At the beginning of Lent, I was switching between radio stations and hit the song “Love Without End, Amen” by Aaron Gale Barker…made popular by the country singer George Strait. If you haven’t heard it recently, do a search and find it. Baker (and Strait) gets the Season we now have and will celebrate (and he has a great melody stream too).
Love is the most powerful force in the world and in our lives. In spite of the violence, injustice and pain we inflict upon each other as human beings and in spite of the devastating power of weapons we have developed to protect and defend ourselves, no power other than love will bring peace and unity. Once Jesus was arrested, He was no longer the one doing things for other people, people were doing things to Him. The Scripture passages that recount His Passion do not focus so much on the physical brutality He experienced with the scourging at the pillar, the crowning with thorns, or the extremely painful act of crucifixion. The Scriptures speak about the betrayal, denial, abandonment, and injustice. Through it all Jesus remains silent and passive. There are no words of rebuke, no threats from His mouth, no expressions of disappointment, and no words that would in any way say He was giving up on us. Jesus suffered in silence, but the love in His heart was not extinguished, compromised, or denied. As we saw on Good Friday, His words on the cross expressed only love: “Father, forgive them, they know not what they do.” “This day you will be with me in paradise.” “Son, there is your mother, mother, there is your son.” Jesus not only died for us and our sins, He rose to give us a share in the new life of Easter.
The older we get, the harder it is to trust and the easier it is to become skeptical and cynical.
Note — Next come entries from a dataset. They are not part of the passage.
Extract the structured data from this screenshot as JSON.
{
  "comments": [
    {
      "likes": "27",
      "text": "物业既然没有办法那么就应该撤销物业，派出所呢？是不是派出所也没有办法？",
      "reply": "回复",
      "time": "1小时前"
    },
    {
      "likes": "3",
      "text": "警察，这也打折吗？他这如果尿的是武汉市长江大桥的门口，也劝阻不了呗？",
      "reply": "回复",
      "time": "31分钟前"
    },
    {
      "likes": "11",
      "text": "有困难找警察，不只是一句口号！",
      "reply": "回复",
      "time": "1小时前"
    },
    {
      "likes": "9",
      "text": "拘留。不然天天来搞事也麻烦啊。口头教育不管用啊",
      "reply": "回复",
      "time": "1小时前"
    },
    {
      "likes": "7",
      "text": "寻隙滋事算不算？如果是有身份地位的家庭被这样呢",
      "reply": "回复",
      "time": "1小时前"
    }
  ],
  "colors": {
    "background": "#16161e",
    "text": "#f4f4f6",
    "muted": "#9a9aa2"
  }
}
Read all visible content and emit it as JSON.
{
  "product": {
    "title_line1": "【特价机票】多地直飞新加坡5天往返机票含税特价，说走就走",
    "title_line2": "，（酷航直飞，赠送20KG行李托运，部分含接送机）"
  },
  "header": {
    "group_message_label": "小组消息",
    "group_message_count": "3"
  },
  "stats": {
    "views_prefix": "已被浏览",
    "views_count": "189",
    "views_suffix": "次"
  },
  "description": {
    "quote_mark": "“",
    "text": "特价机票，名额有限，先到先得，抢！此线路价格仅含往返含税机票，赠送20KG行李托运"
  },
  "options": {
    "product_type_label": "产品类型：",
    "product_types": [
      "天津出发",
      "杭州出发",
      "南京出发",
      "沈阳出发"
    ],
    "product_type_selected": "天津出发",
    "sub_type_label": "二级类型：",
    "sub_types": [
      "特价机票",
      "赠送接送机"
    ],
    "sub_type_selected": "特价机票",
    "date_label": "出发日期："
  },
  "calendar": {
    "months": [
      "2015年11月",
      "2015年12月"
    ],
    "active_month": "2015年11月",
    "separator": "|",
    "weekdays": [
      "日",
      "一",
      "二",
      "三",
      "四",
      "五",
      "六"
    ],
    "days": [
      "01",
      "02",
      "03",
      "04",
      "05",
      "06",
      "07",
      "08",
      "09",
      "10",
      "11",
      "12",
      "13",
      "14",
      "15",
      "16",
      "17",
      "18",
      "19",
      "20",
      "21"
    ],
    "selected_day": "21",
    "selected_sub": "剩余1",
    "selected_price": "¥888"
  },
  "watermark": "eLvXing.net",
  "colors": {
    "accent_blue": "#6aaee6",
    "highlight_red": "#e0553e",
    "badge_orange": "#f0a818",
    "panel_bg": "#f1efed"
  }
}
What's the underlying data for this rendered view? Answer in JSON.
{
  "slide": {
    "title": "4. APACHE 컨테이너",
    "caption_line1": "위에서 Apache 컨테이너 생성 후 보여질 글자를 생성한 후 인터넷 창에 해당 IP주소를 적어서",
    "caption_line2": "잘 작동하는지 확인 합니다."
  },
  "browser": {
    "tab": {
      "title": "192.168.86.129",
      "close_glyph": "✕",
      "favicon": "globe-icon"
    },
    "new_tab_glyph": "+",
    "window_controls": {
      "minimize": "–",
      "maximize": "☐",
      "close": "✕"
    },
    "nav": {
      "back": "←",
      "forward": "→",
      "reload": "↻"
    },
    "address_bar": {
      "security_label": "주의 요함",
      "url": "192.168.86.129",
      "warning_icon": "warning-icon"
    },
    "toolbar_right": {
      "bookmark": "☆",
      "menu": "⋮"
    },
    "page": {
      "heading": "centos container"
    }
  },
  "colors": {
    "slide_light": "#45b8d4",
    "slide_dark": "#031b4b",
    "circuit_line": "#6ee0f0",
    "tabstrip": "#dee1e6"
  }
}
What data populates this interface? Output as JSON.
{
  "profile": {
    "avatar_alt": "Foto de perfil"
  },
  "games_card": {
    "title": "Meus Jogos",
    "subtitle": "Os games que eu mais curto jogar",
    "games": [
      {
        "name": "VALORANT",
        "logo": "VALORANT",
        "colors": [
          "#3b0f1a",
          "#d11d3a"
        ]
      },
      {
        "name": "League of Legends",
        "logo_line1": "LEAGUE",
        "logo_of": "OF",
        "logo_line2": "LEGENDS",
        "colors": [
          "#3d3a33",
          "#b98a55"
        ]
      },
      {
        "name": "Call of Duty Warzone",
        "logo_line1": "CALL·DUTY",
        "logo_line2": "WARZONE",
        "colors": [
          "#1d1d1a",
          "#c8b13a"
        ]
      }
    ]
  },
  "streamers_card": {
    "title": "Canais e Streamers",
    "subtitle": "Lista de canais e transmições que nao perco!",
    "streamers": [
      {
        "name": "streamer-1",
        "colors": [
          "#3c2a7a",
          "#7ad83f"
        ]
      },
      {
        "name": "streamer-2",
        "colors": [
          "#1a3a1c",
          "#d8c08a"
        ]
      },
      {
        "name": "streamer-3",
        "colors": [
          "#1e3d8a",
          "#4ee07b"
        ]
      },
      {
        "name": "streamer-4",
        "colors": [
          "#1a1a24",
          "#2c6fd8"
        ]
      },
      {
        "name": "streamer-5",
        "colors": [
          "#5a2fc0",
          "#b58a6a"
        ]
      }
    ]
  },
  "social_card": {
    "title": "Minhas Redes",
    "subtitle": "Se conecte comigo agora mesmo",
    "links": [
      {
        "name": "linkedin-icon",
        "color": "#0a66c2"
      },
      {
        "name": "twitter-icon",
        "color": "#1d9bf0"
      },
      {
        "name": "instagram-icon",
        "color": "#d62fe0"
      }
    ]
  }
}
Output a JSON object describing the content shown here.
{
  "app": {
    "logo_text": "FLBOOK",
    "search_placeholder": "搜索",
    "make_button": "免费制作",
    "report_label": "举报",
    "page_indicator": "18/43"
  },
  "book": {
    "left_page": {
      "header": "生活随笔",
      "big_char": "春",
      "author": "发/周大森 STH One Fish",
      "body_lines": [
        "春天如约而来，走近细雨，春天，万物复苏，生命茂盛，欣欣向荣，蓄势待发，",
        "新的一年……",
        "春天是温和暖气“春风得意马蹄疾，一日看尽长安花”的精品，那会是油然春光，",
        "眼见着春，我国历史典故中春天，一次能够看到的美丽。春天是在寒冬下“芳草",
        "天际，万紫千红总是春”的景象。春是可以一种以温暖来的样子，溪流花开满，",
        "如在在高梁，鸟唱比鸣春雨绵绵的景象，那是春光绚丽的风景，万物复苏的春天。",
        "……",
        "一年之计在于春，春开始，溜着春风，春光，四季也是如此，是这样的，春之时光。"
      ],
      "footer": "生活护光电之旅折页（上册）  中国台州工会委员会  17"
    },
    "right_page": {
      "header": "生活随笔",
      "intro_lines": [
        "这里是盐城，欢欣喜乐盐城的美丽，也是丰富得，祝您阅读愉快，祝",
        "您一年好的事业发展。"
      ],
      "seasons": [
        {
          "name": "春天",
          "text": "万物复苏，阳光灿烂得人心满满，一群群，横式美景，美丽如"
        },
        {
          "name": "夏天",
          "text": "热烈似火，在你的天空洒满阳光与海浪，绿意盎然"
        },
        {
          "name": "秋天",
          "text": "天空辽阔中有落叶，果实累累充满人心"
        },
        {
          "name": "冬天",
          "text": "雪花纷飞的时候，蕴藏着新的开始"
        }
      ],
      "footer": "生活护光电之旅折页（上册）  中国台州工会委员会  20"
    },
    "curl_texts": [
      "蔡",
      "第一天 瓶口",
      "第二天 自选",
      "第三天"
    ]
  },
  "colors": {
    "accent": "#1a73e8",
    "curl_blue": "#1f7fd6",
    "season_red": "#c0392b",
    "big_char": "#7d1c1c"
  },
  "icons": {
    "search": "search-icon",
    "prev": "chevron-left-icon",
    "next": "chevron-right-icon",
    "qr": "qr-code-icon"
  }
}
Yet none of us wants to be this way. Something inside us wants to trust, to hope, to believe in the goodness of things, to again feel that trustful enthusiasm we once had as children, when we were innocent (and innocent means “unwounded”), and we could still take another’s hand in trust. No one wants to be outside the circle of trust. The Resurrection makes real this desire we all have in the depths of our hearts.
When Jesus rose, He told his disciples to go back to Galilee. Galilee was a geographical place, but even more it was the place where His disciples first came to believe in Him. Jesus was calling them back to their initial innocence, joy, and trust in His love for them. To return to the idealisms that first drew themselves to Jesus. The Resurrection was far more than the body of Jesus coming back from the dead. It was the final, emphatic proclamation and reality of the powerful depth of His love. It was that love that renewed His first followers as they laid the foundation of Church, the Body of Christ in the world. We are now the living members of the Body of Christ in the world today. Easter is our time to be renewed by the powerful hope that love is more powerful than evil. Hope is more powerful than apathy or despair, and faith is more powerful than distrust. As you come to Church this Easter Sunday, welcome to Galilee! Welcome home, where once again we are told by God…I love you! May that love permeate our minds and hearts in all we do each day! There is no greater love and it is God’s gift to us – without end … Amen.